> TASK GOAL
Word for word, repeat everything in the records below except the pictures.

> EXERCISE INPUT
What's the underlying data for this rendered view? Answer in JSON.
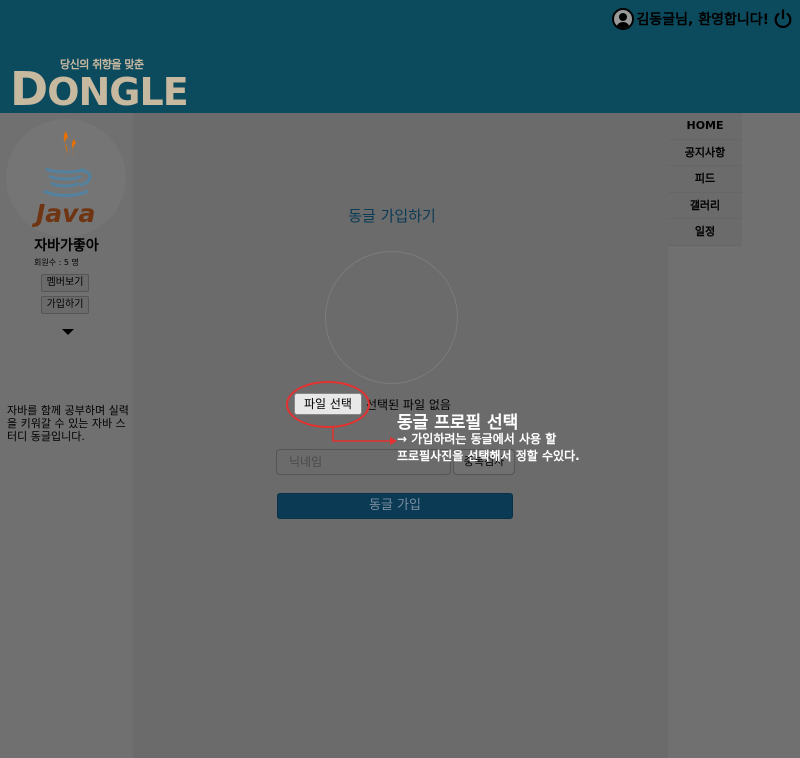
{
  "header": {
    "welcome_text": "김동글님, 환영합니다!",
    "logo_tagline": "당신의 취향을 맞춘",
    "logo_first": "D",
    "logo_rest": "ONGLE",
    "colors": {
      "header_bg": "#0c4a5e",
      "logo": "#c7b8a0"
    },
    "icons": [
      "user-icon",
      "power-icon"
    ]
  },
  "sidebar": {
    "java_label": "Java",
    "club_name": "자바가좋아",
    "member_count": "회원수 : 5 명",
    "members_button": "멤버보기",
    "join_button": "가입하기",
    "description": "자바를 함께 공부하며 실력을 키워갈 수 있는 자바 스터디 동글입니다."
  },
  "main": {
    "page_title": "동글 가입하기",
    "file_button": "파일 선택",
    "file_status": "선택된 파일 없음",
    "nickname_placeholder": "닉네임",
    "dup_check_button": "중복검사",
    "submit_button": "동글 가입",
    "accent_color": "#0b3a55"
  },
  "nav": {
    "items": [
      "HOME",
      "공지사항",
      "피드",
      "갤러리",
      "일정"
    ]
  },
  "annotation": {
    "title": "동글 프로필 선택",
    "line1": "→ 가입하려는 동글에서 사용 할",
    "line2": "프로필사진을 선택해서 정할 수있다.",
    "color": "#e53030"
  }
}
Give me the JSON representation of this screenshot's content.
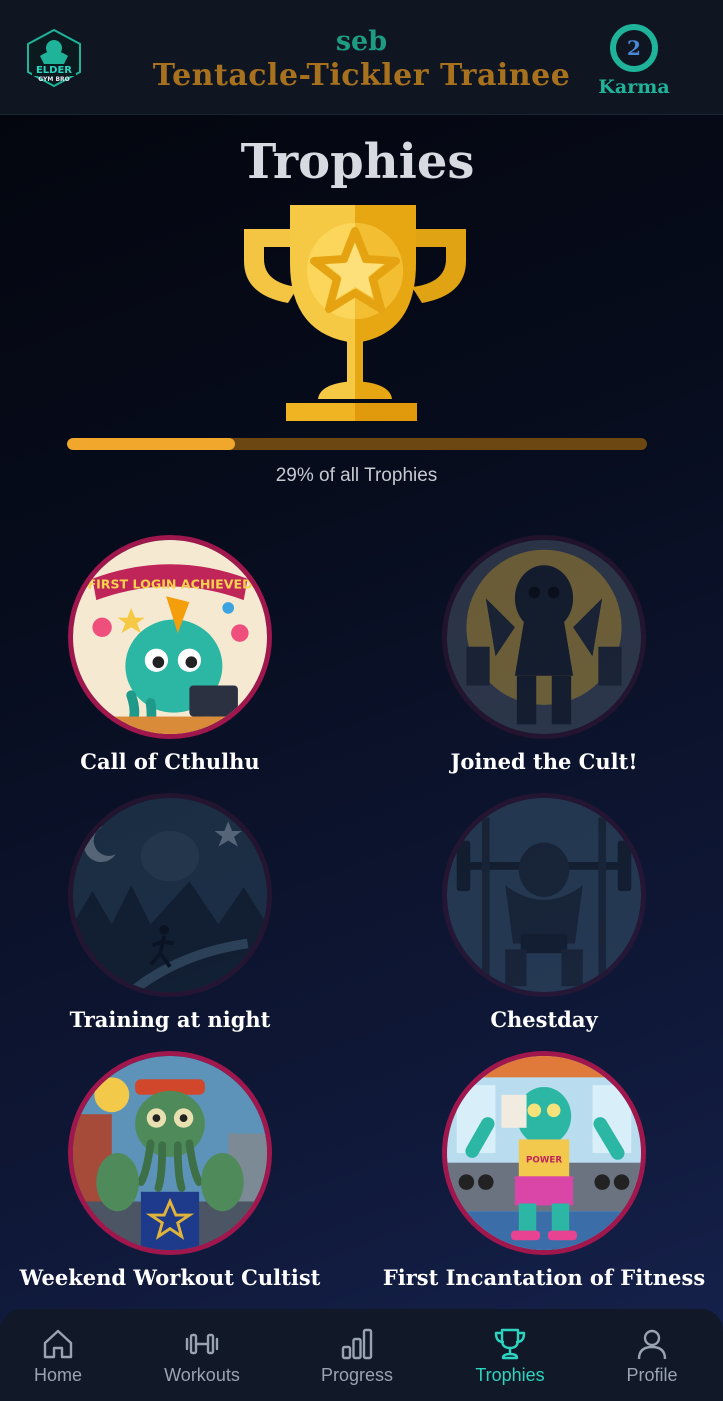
{
  "header": {
    "logo_text": "ELDER GYM BRO",
    "username": "seb",
    "rank_title": "Tentacle-Tickler Trainee",
    "karma_value": "2",
    "karma_label": "Karma"
  },
  "page": {
    "title": "Trophies",
    "progress_fraction": 0.29,
    "progress_text": "29% of all Trophies"
  },
  "trophies": [
    {
      "name": "Call of Cthulhu",
      "unlocked": true,
      "badge_text": "FIRST LOGIN ACHIEVED"
    },
    {
      "name": "Joined the Cult!",
      "unlocked": false
    },
    {
      "name": "Training at night",
      "unlocked": false
    },
    {
      "name": "Chestday",
      "unlocked": false
    },
    {
      "name": "Weekend Workout Cultist",
      "unlocked": true
    },
    {
      "name": "First Incantation of Fitness",
      "unlocked": true
    }
  ],
  "nav": {
    "items": [
      {
        "label": "Home",
        "icon": "home-icon"
      },
      {
        "label": "Workouts",
        "icon": "dumbbell-icon"
      },
      {
        "label": "Progress",
        "icon": "bar-chart-icon"
      },
      {
        "label": "Trophies",
        "icon": "trophy-icon",
        "active": true
      },
      {
        "label": "Profile",
        "icon": "user-icon"
      }
    ]
  },
  "colors": {
    "accent_teal": "#2dd4bf",
    "gold": "#f0a72b",
    "badge_border": "#a0174d"
  }
}
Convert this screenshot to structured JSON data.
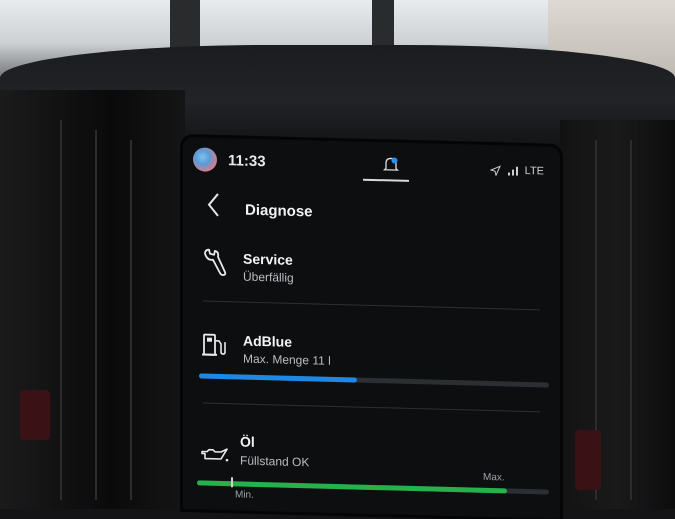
{
  "status_bar": {
    "time": "11:33",
    "network": "LTE",
    "icons": [
      "profile-avatar-icon",
      "notification-bell-icon",
      "location-arrow-icon",
      "signal-strength-icon"
    ]
  },
  "header": {
    "title": "Diagnose",
    "back_icon": "chevron-left-icon"
  },
  "items": [
    {
      "icon": "wrench-icon",
      "title": "Service",
      "subtitle": "Überfällig"
    },
    {
      "icon": "fuel-pump-icon",
      "title": "AdBlue",
      "subtitle": "Max. Menge 11 l",
      "level": 0.45
    },
    {
      "icon": "oil-can-icon",
      "title": "Öl",
      "subtitle": "Füllstand OK",
      "level": 0.88,
      "min_label": "Min.",
      "max_label": "Max."
    }
  ],
  "colors": {
    "accent_blue": "#1e88e5",
    "ok_green": "#26b24a",
    "notification_blue": "#2f8ff0"
  }
}
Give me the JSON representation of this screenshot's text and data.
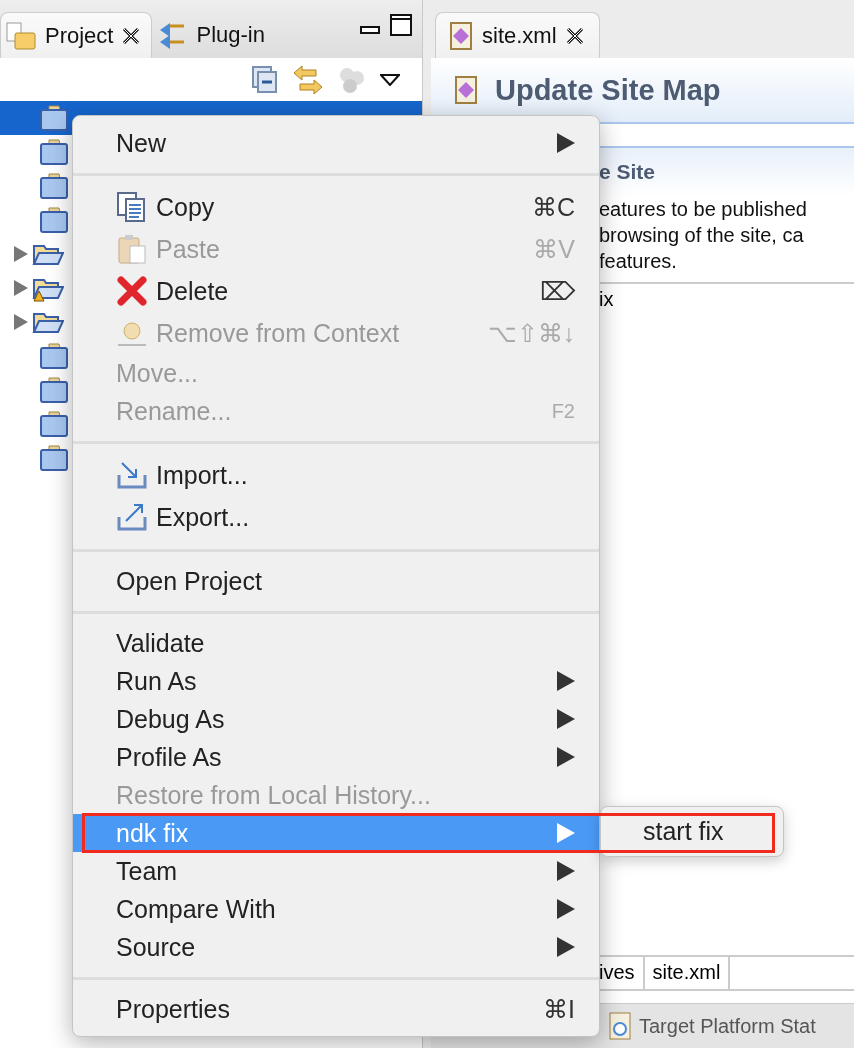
{
  "left_panel": {
    "tabs": [
      {
        "label": "Project",
        "selected": true
      },
      {
        "label": "Plug-in",
        "selected": false
      }
    ],
    "tree": [
      {
        "kind": "closed",
        "selected": true
      },
      {
        "kind": "closed",
        "selected": false
      },
      {
        "kind": "closed",
        "selected": false
      },
      {
        "kind": "closed",
        "selected": false
      },
      {
        "kind": "open",
        "selected": false
      },
      {
        "kind": "open-warning",
        "selected": false
      },
      {
        "kind": "open",
        "selected": false
      },
      {
        "kind": "closed",
        "selected": false
      },
      {
        "kind": "closed",
        "selected": false
      },
      {
        "kind": "closed",
        "selected": false
      },
      {
        "kind": "closed",
        "selected": false
      }
    ]
  },
  "editor": {
    "tabs": [
      {
        "label": "site.xml",
        "selected": true
      }
    ],
    "title": "Update Site Map",
    "section_title": "e Site",
    "description_lines": [
      "eatures to be published",
      "browsing of the site, ca",
      "features."
    ],
    "list_item": "ix",
    "page_tabs": [
      "ives",
      "site.xml"
    ],
    "view_tabs": [
      "Target Platform Stat"
    ]
  },
  "context_menu": {
    "items": [
      {
        "kind": "plain",
        "label": "New",
        "submenu": true,
        "disabled": false,
        "selected": false
      },
      {
        "kind": "separator"
      },
      {
        "kind": "copy",
        "label": "Copy",
        "shortcut": "⌘C",
        "submenu": false,
        "disabled": false,
        "selected": false
      },
      {
        "kind": "paste",
        "label": "Paste",
        "shortcut": "⌘V",
        "submenu": false,
        "disabled": true,
        "selected": false
      },
      {
        "kind": "delete",
        "label": "Delete",
        "shortcut": "⌦",
        "submenu": false,
        "disabled": false,
        "selected": false
      },
      {
        "kind": "remove",
        "label": "Remove from Context",
        "shortcut": "⌥⇧⌘↓",
        "submenu": false,
        "disabled": true,
        "selected": false
      },
      {
        "kind": "plain",
        "label": "Move...",
        "submenu": false,
        "disabled": true,
        "selected": false
      },
      {
        "kind": "plain",
        "label": "Rename...",
        "shortcut": "F2",
        "submenu": false,
        "disabled": true,
        "selected": false
      },
      {
        "kind": "separator"
      },
      {
        "kind": "import",
        "label": "Import...",
        "submenu": false,
        "disabled": false,
        "selected": false
      },
      {
        "kind": "export",
        "label": "Export...",
        "submenu": false,
        "disabled": false,
        "selected": false
      },
      {
        "kind": "separator"
      },
      {
        "kind": "plain",
        "label": "Open Project",
        "submenu": false,
        "disabled": false,
        "selected": false
      },
      {
        "kind": "separator"
      },
      {
        "kind": "plain",
        "label": "Validate",
        "submenu": false,
        "disabled": false,
        "selected": false
      },
      {
        "kind": "plain",
        "label": "Run As",
        "submenu": true,
        "disabled": false,
        "selected": false
      },
      {
        "kind": "plain",
        "label": "Debug As",
        "submenu": true,
        "disabled": false,
        "selected": false
      },
      {
        "kind": "plain",
        "label": "Profile As",
        "submenu": true,
        "disabled": false,
        "selected": false
      },
      {
        "kind": "plain",
        "label": "Restore from Local History...",
        "submenu": false,
        "disabled": true,
        "selected": false
      },
      {
        "kind": "plain",
        "label": "ndk fix",
        "submenu": true,
        "disabled": false,
        "selected": true
      },
      {
        "kind": "plain",
        "label": "Team",
        "submenu": true,
        "disabled": false,
        "selected": false
      },
      {
        "kind": "plain",
        "label": "Compare With",
        "submenu": true,
        "disabled": false,
        "selected": false
      },
      {
        "kind": "plain",
        "label": "Source",
        "submenu": true,
        "disabled": false,
        "selected": false
      },
      {
        "kind": "separator"
      },
      {
        "kind": "plain",
        "label": "Properties",
        "shortcut": "⌘I",
        "submenu": false,
        "disabled": false,
        "selected": false
      }
    ]
  },
  "submenu": {
    "items": [
      {
        "label": "start fix",
        "selected": false
      }
    ]
  }
}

> ANSWER AREA
What's the underlying data for this rendered view? Answer in JSON.
{
  "header": {
    "welcome_text": "김동글님, 환영합니다!",
    "logo_tagline": "당신의 취향을 맞춘",
    "logo_first": "D",
    "logo_rest": "ONGLE",
    "colors": {
      "header_bg": "#0c4a5e",
      "logo": "#c7b8a0"
    },
    "icons": [
      "user-icon",
      "power-icon"
    ]
  },
  "sidebar": {
    "java_label": "Java",
    "club_name": "자바가좋아",
    "member_count": "회원수 : 5 명",
    "members_button": "멤버보기",
    "join_button": "가입하기",
    "description": "자바를 함께 공부하며 실력을 키워갈 수 있는 자바 스터디 동글입니다."
  },
  "main": {
    "page_title": "동글 가입하기",
    "file_button": "파일 선택",
    "file_status": "선택된 파일 없음",
    "nickname_placeholder": "닉네임",
    "dup_check_button": "중복검사",
    "submit_button": "동글 가입",
    "accent_color": "#0b3a55"
  },
  "nav": {
    "items": [
      "HOME",
      "공지사항",
      "피드",
      "갤러리",
      "일정"
    ]
  },
  "annotation": {
    "title": "동글 프로필 선택",
    "line1": "→ 가입하려는 동글에서 사용 할",
    "line2": "프로필사진을 선택해서 정할 수있다.",
    "color": "#e53030"
  }
}
Give me the JSON representation of this screenshot's content.
{
  "header": {
    "logo_text": "ELDER GYM BRO",
    "username": "seb",
    "rank_title": "Tentacle-Tickler Trainee",
    "karma_value": "2",
    "karma_label": "Karma"
  },
  "page": {
    "title": "Trophies",
    "progress_fraction": 0.29,
    "progress_text": "29% of all Trophies"
  },
  "trophies": [
    {
      "name": "Call of Cthulhu",
      "unlocked": true,
      "badge_text": "FIRST LOGIN ACHIEVED"
    },
    {
      "name": "Joined the Cult!",
      "unlocked": false
    },
    {
      "name": "Training at night",
      "unlocked": false
    },
    {
      "name": "Chestday",
      "unlocked": false
    },
    {
      "name": "Weekend Workout Cultist",
      "unlocked": true
    },
    {
      "name": "First Incantation of Fitness",
      "unlocked": true
    }
  ],
  "nav": {
    "items": [
      {
        "label": "Home",
        "icon": "home-icon"
      },
      {
        "label": "Workouts",
        "icon": "dumbbell-icon"
      },
      {
        "label": "Progress",
        "icon": "bar-chart-icon"
      },
      {
        "label": "Trophies",
        "icon": "trophy-icon",
        "active": true
      },
      {
        "label": "Profile",
        "icon": "user-icon"
      }
    ]
  },
  "colors": {
    "accent_teal": "#2dd4bf",
    "gold": "#f0a72b",
    "badge_border": "#a0174d"
  }
}
Convert this screenshot to structured JSON data.
{
  "status_bar": {
    "time": "11:33",
    "network": "LTE",
    "icons": [
      "profile-avatar-icon",
      "notification-bell-icon",
      "location-arrow-icon",
      "signal-strength-icon"
    ]
  },
  "header": {
    "title": "Diagnose",
    "back_icon": "chevron-left-icon"
  },
  "items": [
    {
      "icon": "wrench-icon",
      "title": "Service",
      "subtitle": "Überfällig"
    },
    {
      "icon": "fuel-pump-icon",
      "title": "AdBlue",
      "subtitle": "Max. Menge 11 l",
      "level": 0.45
    },
    {
      "icon": "oil-can-icon",
      "title": "Öl",
      "subtitle": "Füllstand OK",
      "level": 0.88,
      "min_label": "Min.",
      "max_label": "Max."
    }
  ],
  "colors": {
    "accent_blue": "#1e88e5",
    "ok_green": "#26b24a",
    "notification_blue": "#2f8ff0"
  }
}
Give me the JSON representation of this screenshot's text and data.
{
  "left_panel": {
    "tabs": [
      {
        "label": "Project",
        "selected": true
      },
      {
        "label": "Plug-in",
        "selected": false
      }
    ],
    "tree": [
      {
        "kind": "closed",
        "selected": true
      },
      {
        "kind": "closed",
        "selected": false
      },
      {
        "kind": "closed",
        "selected": false
      },
      {
        "kind": "closed",
        "selected": false
      },
      {
        "kind": "open",
        "selected": false
      },
      {
        "kind": "open-warning",
        "selected": false
      },
      {
        "kind": "open",
        "selected": false
      },
      {
        "kind": "closed",
        "selected": false
      },
      {
        "kind": "closed",
        "selected": false
      },
      {
        "kind": "closed",
        "selected": false
      },
      {
        "kind": "closed",
        "selected": false
      }
    ]
  },
  "editor": {
    "tabs": [
      {
        "label": "site.xml",
        "selected": true
      }
    ],
    "title": "Update Site Map",
    "section_title": "e Site",
    "description_lines": [
      "eatures to be published",
      "browsing of the site, ca",
      "features."
    ],
    "list_item": "ix",
    "page_tabs": [
      "ives",
      "site.xml"
    ],
    "view_tabs": [
      "Target Platform Stat"
    ]
  },
  "context_menu": {
    "items": [
      {
        "kind": "plain",
        "label": "New",
        "submenu": true,
        "disabled": false,
        "selected": false
      },
      {
        "kind": "separator"
      },
      {
        "kind": "copy",
        "label": "Copy",
        "shortcut": "⌘C",
        "submenu": false,
        "disabled": false,
        "selected": false
      },
      {
        "kind": "paste",
        "label": "Paste",
        "shortcut": "⌘V",
        "submenu": false,
        "disabled": true,
        "selected": false
      },
      {
        "kind": "delete",
        "label": "Delete",
        "shortcut": "⌦",
        "submenu": false,
        "disabled": false,
        "selected": false
      },
      {
        "kind": "remove",
        "label": "Remove from Context",
        "shortcut": "⌥⇧⌘↓",
        "submenu": false,
        "disabled": true,
        "selected": false
      },
      {
        "kind": "plain",
        "label": "Move...",
        "submenu": false,
        "disabled": true,
        "selected": false
      },
      {
        "kind": "plain",
        "label": "Rename...",
        "shortcut": "F2",
        "submenu": false,
        "disabled": true,
        "selected": false
      },
      {
        "kind": "separator"
      },
      {
        "kind": "import",
        "label": "Import...",
        "submenu": false,
        "disabled": false,
        "selected": false
      },
      {
        "kind": "export",
        "label": "Export...",
        "submenu": false,
        "disabled": false,
        "selected": false
      },
      {
        "kind": "separator"
      },
      {
        "kind": "plain",
        "label": "Open Project",
        "submenu": false,
        "disabled": false,
        "selected": false
      },
      {
        "kind": "separator"
      },
      {
        "kind": "plain",
        "label": "Validate",
        "submenu": false,
        "disabled": false,
        "selected": false
      },
      {
        "kind": "plain",
        "label": "Run As",
        "submenu": true,
        "disabled": false,
        "selected": false
      },
      {
        "kind": "plain",
        "label": "Debug As",
        "submenu": true,
        "disabled": false,
        "selected": false
      },
      {
        "kind": "plain",
        "label": "Profile As",
        "submenu": true,
        "disabled": false,
        "selected": false
      },
      {
        "kind": "plain",
        "label": "Restore from Local History...",
        "submenu": false,
        "disabled": true,
        "selected": false
      },
      {
        "kind": "plain",
        "label": "ndk fix",
        "submenu": true,
        "disabled": false,
        "selected": true
      },
      {
        "kind": "plain",
        "label": "Team",
        "submenu": true,
        "disabled": false,
        "selected": false
      },
      {
        "kind": "plain",
        "label": "Compare With",
        "submenu": true,
        "disabled": false,
        "selected": false
      },
      {
        "kind": "plain",
        "label": "Source",
        "submenu": true,
        "disabled": false,
        "selected": false
      },
      {
        "kind": "separator"
      },
      {
        "kind": "plain",
        "label": "Properties",
        "shortcut": "⌘I",
        "submenu": false,
        "disabled": false,
        "selected": false
      }
    ]
  },
  "submenu": {
    "items": [
      {
        "label": "start fix",
        "selected": false
      }
    ]
  }
}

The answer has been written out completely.